Train-the-trainer participants will learn about brain development, adult-child interactions, toxic stress, and other elements of young child development. After completing the training, attendees will be eligible to disseminate information on early brain development throughout their communities. The Better Brains for Babies curriculum is a tool which provides a clear and consistent science-based message about the impact of early brain development on children’s overall growth and development. To learn more, visit www.bbbgeorgia.org.

By:  Nora Rhoades

Caring for Yourself to Care for Others

Taking care of yourself makes it easier to care, share, and connect with your partner and your family. Here are some tips:

  • Avoid accusatory statements so the listener is more willing to respond positively.
  • To feel good and have more energy for family activities, make healthier choices about what to eat. Try to eat more whole grains, fruits, and vegetables and fewer foods with sugar listed as one of the first three ingredients.
  • Use humor to lighten the mood during challenging times. Humor can help manage stress and ease tension for you and those around you.
  • Think positively about your life to improve both your well-being and your relationships.
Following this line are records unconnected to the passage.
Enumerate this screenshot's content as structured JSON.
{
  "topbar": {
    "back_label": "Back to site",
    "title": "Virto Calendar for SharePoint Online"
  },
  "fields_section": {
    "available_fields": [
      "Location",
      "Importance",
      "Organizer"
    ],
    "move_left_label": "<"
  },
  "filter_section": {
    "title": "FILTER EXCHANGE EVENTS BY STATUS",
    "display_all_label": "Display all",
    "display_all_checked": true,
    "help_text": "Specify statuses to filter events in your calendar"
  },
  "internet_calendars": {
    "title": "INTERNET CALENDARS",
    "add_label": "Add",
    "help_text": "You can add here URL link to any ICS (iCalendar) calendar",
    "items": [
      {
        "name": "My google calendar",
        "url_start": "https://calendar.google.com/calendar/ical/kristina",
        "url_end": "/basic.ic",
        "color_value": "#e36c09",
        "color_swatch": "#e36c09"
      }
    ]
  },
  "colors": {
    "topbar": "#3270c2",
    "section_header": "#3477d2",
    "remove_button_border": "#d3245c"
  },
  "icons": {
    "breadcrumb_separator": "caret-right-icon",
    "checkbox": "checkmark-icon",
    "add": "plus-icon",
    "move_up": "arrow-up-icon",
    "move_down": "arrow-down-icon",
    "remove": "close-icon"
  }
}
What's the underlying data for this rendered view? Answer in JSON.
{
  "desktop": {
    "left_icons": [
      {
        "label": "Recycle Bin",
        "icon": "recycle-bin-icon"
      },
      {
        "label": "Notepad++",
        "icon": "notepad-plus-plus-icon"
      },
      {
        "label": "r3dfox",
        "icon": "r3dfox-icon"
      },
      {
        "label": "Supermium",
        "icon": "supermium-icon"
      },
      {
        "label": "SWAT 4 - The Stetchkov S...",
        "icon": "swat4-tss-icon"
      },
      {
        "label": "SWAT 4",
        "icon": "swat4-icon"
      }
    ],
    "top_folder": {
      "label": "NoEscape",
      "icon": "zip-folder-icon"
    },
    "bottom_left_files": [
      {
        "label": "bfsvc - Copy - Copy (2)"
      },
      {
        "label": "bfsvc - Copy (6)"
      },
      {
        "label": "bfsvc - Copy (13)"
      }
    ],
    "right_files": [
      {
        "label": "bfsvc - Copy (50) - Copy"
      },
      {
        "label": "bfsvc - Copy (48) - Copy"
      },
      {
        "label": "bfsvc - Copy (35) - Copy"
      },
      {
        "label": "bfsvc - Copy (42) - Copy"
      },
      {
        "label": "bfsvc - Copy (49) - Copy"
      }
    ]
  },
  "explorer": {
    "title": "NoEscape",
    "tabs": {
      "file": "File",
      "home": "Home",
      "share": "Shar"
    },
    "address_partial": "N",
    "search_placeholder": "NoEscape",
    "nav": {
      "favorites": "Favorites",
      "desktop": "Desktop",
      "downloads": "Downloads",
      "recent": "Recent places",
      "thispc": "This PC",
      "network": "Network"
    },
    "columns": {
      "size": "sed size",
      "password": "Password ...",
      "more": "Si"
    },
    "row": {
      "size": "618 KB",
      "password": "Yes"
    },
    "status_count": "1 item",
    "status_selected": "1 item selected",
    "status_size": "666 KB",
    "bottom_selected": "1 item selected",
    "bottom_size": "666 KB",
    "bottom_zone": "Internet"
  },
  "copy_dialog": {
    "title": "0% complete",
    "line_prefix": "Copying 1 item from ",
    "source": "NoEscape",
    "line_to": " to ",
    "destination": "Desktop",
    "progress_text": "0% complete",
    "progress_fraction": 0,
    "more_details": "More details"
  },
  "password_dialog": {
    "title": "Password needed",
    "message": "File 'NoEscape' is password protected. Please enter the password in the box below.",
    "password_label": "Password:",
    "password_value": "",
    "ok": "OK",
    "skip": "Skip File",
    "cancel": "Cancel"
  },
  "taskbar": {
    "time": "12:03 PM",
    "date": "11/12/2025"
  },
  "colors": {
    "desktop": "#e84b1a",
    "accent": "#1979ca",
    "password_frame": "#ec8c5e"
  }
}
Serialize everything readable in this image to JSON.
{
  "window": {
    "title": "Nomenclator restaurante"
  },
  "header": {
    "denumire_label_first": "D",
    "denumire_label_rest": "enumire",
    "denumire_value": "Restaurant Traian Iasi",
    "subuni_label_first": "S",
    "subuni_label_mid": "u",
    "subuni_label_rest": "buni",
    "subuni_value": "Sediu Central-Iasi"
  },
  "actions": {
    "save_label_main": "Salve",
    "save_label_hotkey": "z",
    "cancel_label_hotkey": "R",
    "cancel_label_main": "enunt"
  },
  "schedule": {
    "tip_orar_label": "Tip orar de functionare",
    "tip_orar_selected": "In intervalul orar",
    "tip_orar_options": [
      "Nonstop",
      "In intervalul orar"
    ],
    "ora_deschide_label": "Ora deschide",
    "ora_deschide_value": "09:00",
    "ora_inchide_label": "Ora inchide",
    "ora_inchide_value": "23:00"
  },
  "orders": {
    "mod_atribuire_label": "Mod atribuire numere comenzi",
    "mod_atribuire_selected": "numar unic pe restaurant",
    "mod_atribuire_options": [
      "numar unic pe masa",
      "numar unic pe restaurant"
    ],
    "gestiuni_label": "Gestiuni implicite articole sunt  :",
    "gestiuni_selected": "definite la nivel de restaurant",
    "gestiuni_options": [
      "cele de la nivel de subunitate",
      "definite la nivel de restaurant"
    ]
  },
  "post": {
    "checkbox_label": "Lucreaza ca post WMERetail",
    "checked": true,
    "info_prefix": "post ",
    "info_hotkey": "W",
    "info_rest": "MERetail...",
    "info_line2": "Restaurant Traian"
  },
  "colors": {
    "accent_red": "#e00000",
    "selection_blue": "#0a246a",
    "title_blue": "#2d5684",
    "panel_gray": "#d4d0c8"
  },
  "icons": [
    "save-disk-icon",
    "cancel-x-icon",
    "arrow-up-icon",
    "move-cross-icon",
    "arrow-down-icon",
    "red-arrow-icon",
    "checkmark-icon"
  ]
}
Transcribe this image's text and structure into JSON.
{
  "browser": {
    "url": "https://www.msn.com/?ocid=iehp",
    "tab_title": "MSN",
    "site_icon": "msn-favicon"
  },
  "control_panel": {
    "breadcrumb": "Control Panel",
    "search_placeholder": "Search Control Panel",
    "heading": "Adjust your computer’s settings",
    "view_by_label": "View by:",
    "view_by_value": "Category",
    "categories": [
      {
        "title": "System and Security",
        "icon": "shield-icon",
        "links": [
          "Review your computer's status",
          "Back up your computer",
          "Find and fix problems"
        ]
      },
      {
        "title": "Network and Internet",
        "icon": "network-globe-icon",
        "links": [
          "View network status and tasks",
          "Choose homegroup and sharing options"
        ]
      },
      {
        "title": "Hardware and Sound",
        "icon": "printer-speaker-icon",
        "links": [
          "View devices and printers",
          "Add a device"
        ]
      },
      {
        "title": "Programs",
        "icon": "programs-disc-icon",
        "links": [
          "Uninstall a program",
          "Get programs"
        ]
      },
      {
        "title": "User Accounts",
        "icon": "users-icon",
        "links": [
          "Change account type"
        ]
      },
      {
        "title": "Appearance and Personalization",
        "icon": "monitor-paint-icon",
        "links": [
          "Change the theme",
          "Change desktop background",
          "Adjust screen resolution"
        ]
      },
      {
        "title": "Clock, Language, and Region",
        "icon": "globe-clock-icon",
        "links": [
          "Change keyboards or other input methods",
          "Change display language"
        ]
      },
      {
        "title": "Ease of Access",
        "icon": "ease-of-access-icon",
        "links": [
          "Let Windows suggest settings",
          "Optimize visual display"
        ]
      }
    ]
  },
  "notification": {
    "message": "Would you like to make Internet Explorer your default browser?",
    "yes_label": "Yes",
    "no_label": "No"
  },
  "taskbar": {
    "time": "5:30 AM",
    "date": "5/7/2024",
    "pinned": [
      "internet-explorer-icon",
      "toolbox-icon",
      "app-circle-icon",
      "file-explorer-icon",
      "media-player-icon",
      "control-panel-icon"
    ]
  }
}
Try to view roadblocks as opportunities to learn and be optimistic about the future.
  • For more tips to help improve your self-care, see the Caring for Yourself to Care for Others fact sheet at http://www.fcs.uga.edu/docs/01_CFS-F2.pdf

By:  Nora Rhoades